Yes. Covers protect the outlet from damage and dirt build-up. The NEC specifies that physical protection of floor receptacles allows floor-cleaning to be performed without damage to the receptacle.

Are floor outlets legal?

Yes. When properly installed and up to code, floor outlets are legal.

Is it safe to put a rug over a floor outlet?

As long as the outlet is not in use, covering it with a rug is fine. Carpeting over a floor outlet is not approved. The outlet must be easily accessible, and moving a rug is similar to moving aside a curtain in front of a wall outlet. Rugs should not cover a floor outlet when in use.

Do floor outlets need to be GFCI?

It depends. Floor outlets are treated like any other outlet when it comes to GFCI; if a wall outlet in a given location would need GFCI protection, then a floor outlet would, as well. That said, the areas that require GFCI (bathrooms, kitchens, and outdoors) are typically not places where you’d install a floor outlet.

Step 10

About the Experts

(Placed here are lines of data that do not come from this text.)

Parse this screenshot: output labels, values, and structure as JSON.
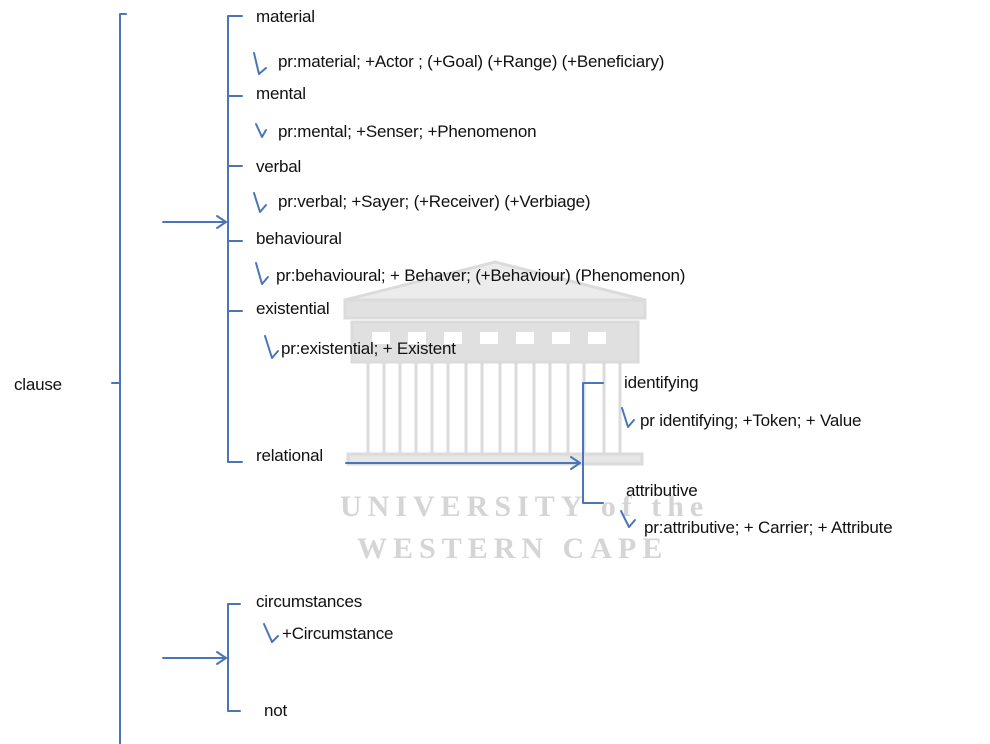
{
  "colors": {
    "line": "#4a76b8",
    "text": "#111111",
    "watermark": "#c4c4c4"
  },
  "root": "clause",
  "process_types": {
    "material": {
      "label": "material",
      "realization": "pr:material;  +Actor  ; (+Goal)  (+Range)  (+Beneficiary)"
    },
    "mental": {
      "label": "mental",
      "realization": "pr:mental;  +Senser;  +Phenomenon"
    },
    "verbal": {
      "label": "verbal",
      "realization": "pr:verbal;  +Sayer;  (+Receiver)  (+Verbiage)"
    },
    "behavioural": {
      "label": "behavioural",
      "realization": "pr:behavioural;  + Behaver;  (+Behaviour)  (Phenomenon)"
    },
    "existential": {
      "label": "existential",
      "realization": "pr:existential;  + Existent"
    },
    "relational": {
      "label": "relational",
      "identifying": {
        "label": "identifying",
        "realization": "pr identifying;  +Token;  + Value"
      },
      "attributive": {
        "label": "attributive",
        "realization": "pr:attributive;  + Carrier;  + Attribute"
      }
    }
  },
  "circumstance_system": {
    "circumstances": {
      "label": "circumstances",
      "realization": "+Circumstance"
    },
    "not": {
      "label": "not"
    }
  },
  "watermark": {
    "line1": "UNIVERSITY of the",
    "line2": "WESTERN CAPE",
    "logo": "university-building-logo"
  }
}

Asif Bux is an engineer and the Owner/Service Manager at Comfort Union providing electrical services along with plumbing and HVAC.

Gerald Talbot, a licensed electrician and owner of a Mister Sparky franchise location, specializes in providing dependable electrical services for homes and businesses, prioritizing precision and safety in every project.

Joel Worthington is the President of Mr. Electric, a Neighborly Company.


2023 National Electrical Code (NEC)